Here are several sites I recommend:
Shoes (You’ll wear heels on stage in figure and bikini): http://www.suitsyouswimwear.com/products.php?cat=Clear+Shoes
Competition – Expense:
Something you should know that I wasn't really prepared for...is the price of a competition. It's a bit expensive. You will need a suit, the clear high heels, a tan (around $100-$175), your food, makeup and hair (I did mine myself for the first show)....hotel room....your NPC card (around $100), contest entry ($90-100). Anyway, you get the idea. Just be prepared and save your money.
Some competitors are able to get sponsors for shows. This might include friends, family members or supplement companies. If your goal is to get sponsored, I would recommend sending your resume and some fitness photos to the supplement company's athlete manager. You don't have to have professional photos, but it does help. Also, if you have a following on social networks, be sure and tell them how many people you reach daily with motivation. They like to see that you have an audience and are marketable as an athlete. Most supplement companies will sponsor you with supplements, but some will actually sponsor competition costs. Never hurts to ask.
I would also recommend practicing posing and stage presence with someone who has had experience. You can also YouTube the IFBB Bikini or Figure pro’s for demonstrations.
Schedule a Photo Shoot:
I can't tell you how many athletes I've seen pass on photo shoots before competition and regret it later. Your body is in tip-top shape and it's a major accomplishment to be PROUD of! I would recommend hiring a professional photographer to capture some images of you right before or the day after your show. You can use these images on business cards, your website, social networking, to send to modeling agencies and magazine submissions. I recommend researching your favorite magazines and shoot images similar to their style if you want to submit to them for possible publication.

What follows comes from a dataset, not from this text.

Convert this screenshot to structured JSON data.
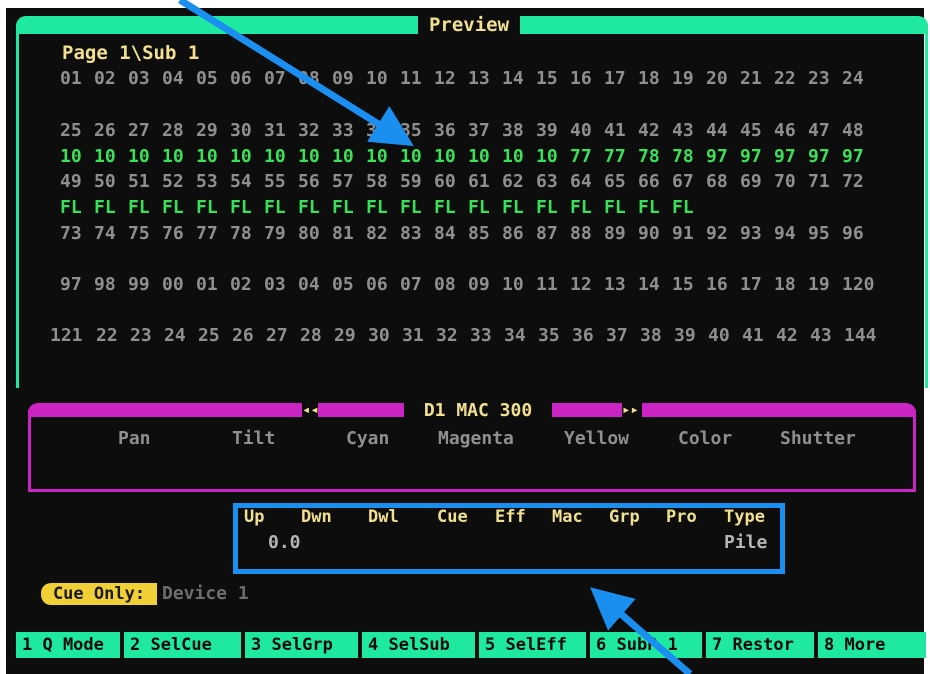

THE DAY OF THE SHOW:
You will probably be up early for hair and makeup. I would recommend getting two coats of spray tan the night before, depending on your skin tone. You can always have a touch up the morning of check-in. You typically go check in for a show and then spend a few hours waiting to go on stage. Bring a blanket, pillow (to sit on) and all of your food to last for half the day. I typically bring a small cooler and small rolling suit case with makeup, hairspray, etc. Bring your phone, iPod, a book….something to keep you busy. Most of all, relax! Your hard work is done! Time to get on stage and show off your hard work!!! Let your confidence shine! You typically have a break before finals, so go back to your hotel room to REST. Bring enough food to last you all night because finals can run late.
NOTE TO SELF: It’s a good idea to pack a back-up suit in case your tan stains your suit. Yes, this happened to me at my first show in a white bikini. Good thing for back ups!
Before you start training for a show, it’s a GREAT IDEA to tell your family and loved ones. You will need their support. Not everyone always understands the goal to compete, so just be aware of that. My best advice is to not push your views or lifestyle on anyone. There may come a point in your training that you get moody or impatient- just remember that this is YOUR GOAL and try not to take your choices out on other people. Remember why you chose the goal in the first place and FOLLOW THROUGH! You will be glad you did. Training for competition can also bring out those in your life that are negative. I would distance yourself from negativity at all costs. Training for a competition takes determination, drive and persistence. Don’t let the opinions of others get you down. Stay positive!
I welcome your feedback. Please let me know if I left anything out and I’ll be happy to add it.